The six oldest Clark brothers, collectively known as the Clark Family Experience, ran onto stage at eight-thirty. For the next hour and a half, the audience sang, screamed and some young girls even threatened to pass out while they watched the young country heart-throbs, whose producers include Tim Mcgraw. In addition to their current hits "(Meanwhile) Back at the Ranch" and "Standing Still," the band played everything from excerpts from the "Oh Brother Where Art Thou" soundtrack to the Guess Who's "American Woman." The latter featured twenty-two-year-old fiddle player Ashley Clark on vocals and a guitar solo by seventeen-year-old Austin.
Twenty-four hours after set-up began and almost three days after the first public event of the festival, the Chickamauga Lions Club began the clean-up.

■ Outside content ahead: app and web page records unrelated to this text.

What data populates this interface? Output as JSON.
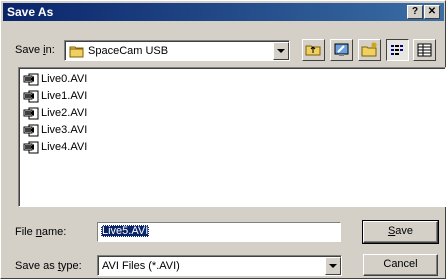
{
  "window": {
    "title": "Save As",
    "help_glyph": "?",
    "close_glyph": "✕"
  },
  "save_in": {
    "label_prefix": "Save ",
    "label_accel": "i",
    "label_suffix": "n:",
    "value": "SpaceCam USB"
  },
  "files": [
    "Live0.AVI",
    "Live1.AVI",
    "Live2.AVI",
    "Live3.AVI",
    "Live4.AVI"
  ],
  "file_name": {
    "label_prefix": "File ",
    "label_accel": "n",
    "label_suffix": "ame:",
    "value": "Live5.AVI"
  },
  "save_as_type": {
    "label_prefix": "Save as ",
    "label_accel": "t",
    "label_suffix": "ype:",
    "value": "AVI Files (*.AVI)"
  },
  "buttons": {
    "save_accel": "S",
    "save_rest": "ave",
    "cancel": "Cancel"
  },
  "colors": {
    "titlebar_start": "#0a246a",
    "titlebar_end": "#3a6ea5",
    "face": "#d4d0c8",
    "selection": "#0a246a"
  }
}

By Sunday morning, no signs of the thirtieth annual Down Home Days festival remained in downtown Chickamauga. But the events of the days before still echoed in the heads of the Chickamauga citizens. They had heard "Wipeout" from a hometown drummer, a rousing renditon of "Freebird" and the currnet country chart-topper "(Meanwhile) Back at the Ranch." They had bought handmade crafts, won giveaways, and had their faces painted. But most importantly, they had spent time with the people who mean the most to them, seen old friends and played in ball pits and raced remote control cars with their children. And that is what will bring the same people back to the festival next year -- the sense of community the Chickamauga Lions Club has learned to create, simply by turning the town on its end.